As I said this phono-stage falls a bit on the warm side of neutral. If I was to do a scale of warm being 10 and 1 being cold, the Hynes is about a 6, and the Whest a 4.5. I personally felt that I would not like this presentation, but after hearing this and the Klimo VIV, it had me understanding the popularity of warm sounding equipment in High End circles – i.e. Koetsu cartridges, Platine Verdier Turntables etc.
This stage had me wondering just how good the upgraded specs on this phono stage would be, and has me making calculations to get one of his even better reference units.
One thing that I was unable to eradicate was a trace of hum in the amp, this was not hum being transmitted into the stage circuit, but created by it. This went down during the day, so I believe my mains is very much at fault, and not the phono-stage, especially given that it is star-earthed. I cannot lie about it and was irritated between records, however this never entered the music. I am sure this can be eradicated by careful cable routing, and equipment placement, but a gripe it is, and a fault I don’t expect from the great and good – which this stage is.
So to conclude
I have written an inordinately long review here, and for those who feel that it is too long, will not appreciate this excellent phono-stage, because they lack patience and contemplation and thus the finer things in life.
For those who have read to the end, all I have to say is the long review is as a result of the essential personality of this intelligent charismatic piece of kit (I am not laying the same claim to my writing). This realistically draws you into the music, and the performance. This is delivered over time, time you wish to spend with this phono-stage in your company. Time, which I say, delivers the most important aspect of music, connection to the performance, and that sums it up.

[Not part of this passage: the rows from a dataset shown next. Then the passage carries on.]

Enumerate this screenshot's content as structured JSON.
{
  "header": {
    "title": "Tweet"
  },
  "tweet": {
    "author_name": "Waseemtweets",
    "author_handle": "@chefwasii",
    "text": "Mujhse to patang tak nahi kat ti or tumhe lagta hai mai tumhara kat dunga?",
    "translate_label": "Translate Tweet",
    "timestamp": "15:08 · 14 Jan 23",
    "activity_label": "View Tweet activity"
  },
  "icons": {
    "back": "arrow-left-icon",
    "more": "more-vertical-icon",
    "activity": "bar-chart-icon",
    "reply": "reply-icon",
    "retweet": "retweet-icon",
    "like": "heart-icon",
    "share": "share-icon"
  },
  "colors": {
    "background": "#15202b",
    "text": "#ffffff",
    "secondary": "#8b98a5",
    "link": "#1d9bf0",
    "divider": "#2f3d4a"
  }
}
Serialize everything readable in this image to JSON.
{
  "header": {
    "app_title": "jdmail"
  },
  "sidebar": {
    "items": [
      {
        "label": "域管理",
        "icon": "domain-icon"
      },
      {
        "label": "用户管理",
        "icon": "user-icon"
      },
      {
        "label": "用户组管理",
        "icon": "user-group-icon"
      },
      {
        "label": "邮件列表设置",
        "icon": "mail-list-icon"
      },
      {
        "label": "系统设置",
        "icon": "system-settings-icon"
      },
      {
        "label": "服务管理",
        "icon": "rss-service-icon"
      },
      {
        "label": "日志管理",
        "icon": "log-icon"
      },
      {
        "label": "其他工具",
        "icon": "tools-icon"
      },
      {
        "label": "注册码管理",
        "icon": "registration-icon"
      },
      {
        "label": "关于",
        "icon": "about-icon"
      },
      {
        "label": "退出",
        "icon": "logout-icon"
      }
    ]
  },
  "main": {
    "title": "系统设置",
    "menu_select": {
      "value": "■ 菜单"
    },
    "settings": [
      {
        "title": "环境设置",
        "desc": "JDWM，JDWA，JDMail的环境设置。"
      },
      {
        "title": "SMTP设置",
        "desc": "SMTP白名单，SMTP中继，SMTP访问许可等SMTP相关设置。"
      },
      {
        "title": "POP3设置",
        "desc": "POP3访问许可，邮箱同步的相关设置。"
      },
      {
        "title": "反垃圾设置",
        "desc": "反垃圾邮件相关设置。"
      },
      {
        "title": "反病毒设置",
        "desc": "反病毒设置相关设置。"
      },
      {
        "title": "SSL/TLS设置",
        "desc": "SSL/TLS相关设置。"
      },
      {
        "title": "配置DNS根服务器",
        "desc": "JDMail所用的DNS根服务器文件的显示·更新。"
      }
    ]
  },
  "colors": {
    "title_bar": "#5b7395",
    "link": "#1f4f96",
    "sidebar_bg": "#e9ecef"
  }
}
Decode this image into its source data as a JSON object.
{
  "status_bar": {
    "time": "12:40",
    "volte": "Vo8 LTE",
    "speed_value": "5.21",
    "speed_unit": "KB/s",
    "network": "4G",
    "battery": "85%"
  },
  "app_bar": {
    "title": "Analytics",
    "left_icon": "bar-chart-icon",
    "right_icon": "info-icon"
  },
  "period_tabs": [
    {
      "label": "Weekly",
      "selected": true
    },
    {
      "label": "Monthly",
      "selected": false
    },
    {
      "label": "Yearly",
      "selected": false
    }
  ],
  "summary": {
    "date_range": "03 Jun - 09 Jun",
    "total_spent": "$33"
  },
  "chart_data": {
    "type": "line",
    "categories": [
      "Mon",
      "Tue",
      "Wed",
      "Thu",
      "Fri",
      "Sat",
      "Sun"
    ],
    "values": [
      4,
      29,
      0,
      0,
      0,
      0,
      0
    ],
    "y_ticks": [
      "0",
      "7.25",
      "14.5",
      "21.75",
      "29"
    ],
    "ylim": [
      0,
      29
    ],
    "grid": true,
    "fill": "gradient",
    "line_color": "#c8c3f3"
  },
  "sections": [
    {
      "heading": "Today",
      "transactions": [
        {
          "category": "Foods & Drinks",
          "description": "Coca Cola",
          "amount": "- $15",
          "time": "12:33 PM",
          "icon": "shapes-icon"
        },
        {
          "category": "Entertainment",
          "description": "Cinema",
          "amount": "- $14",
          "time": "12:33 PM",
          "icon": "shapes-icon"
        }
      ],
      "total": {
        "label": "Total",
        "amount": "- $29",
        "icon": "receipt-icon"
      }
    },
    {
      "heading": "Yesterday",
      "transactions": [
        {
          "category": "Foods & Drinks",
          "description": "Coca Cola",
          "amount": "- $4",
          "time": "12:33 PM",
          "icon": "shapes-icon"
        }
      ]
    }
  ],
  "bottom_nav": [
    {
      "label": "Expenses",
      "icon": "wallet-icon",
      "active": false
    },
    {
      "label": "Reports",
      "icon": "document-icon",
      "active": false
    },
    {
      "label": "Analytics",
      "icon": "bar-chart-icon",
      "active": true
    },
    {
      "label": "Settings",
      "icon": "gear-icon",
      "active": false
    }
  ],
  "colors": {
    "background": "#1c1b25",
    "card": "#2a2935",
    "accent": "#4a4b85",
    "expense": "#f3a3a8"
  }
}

After the audition I spoke to Paul Hynes about my own sound preference and he carried out a few modifications like a Saville Row Taylor would a suit namely:
· making a resistor addition in the EQ to extend the supersonic response.
· The bandwidth of the input cascode is now flat to 50Khz. The restriction is due to the high gain provided by the cascode configuration and its circuit conditions.
· The output valve has considerably wider bandwidth (in excess of 1Mhz which is past Pauls’ oscillator's capabilities).
The net effect is that the phono stage overall frequency response is from 1.6 Hz to 50Khz governed by the EQ network which aside for the extension at the low frequency end, due to the removal of the RIAA roll off, follows the RIAA response. Above 50Khz (where the cutting lathe filters come into effect) the resistor 'fix' stops the high frequency response rolling off resulting in a net extension of bandwidth as far as the music is concerned.
Paul commented that ‘The presentation moves forward and the top end is more pronounced. As a result of the brighter top end has moved this has moved the tonal character slightly away from its previous level of warmth – you cannot be all things to all men’..
Amazon Model One turntable with Morch DP6 arm, Transfiguration temper cartridge and/or Shelter 501 cartridge.
Lavardin IT amplifier
Yamaha NS1000m Speakers
Speakers of my own making
Townshend seismic stand
Tom Evans 'the Groove'
Conrad Johnson EF1
Musical Fidelity XLP
Whest Audio 0.20
Renaissance Amplifiers phono amp
Sugden Masterclass phono stage
Audio Synthesis Passion
Graham Slee Era Gold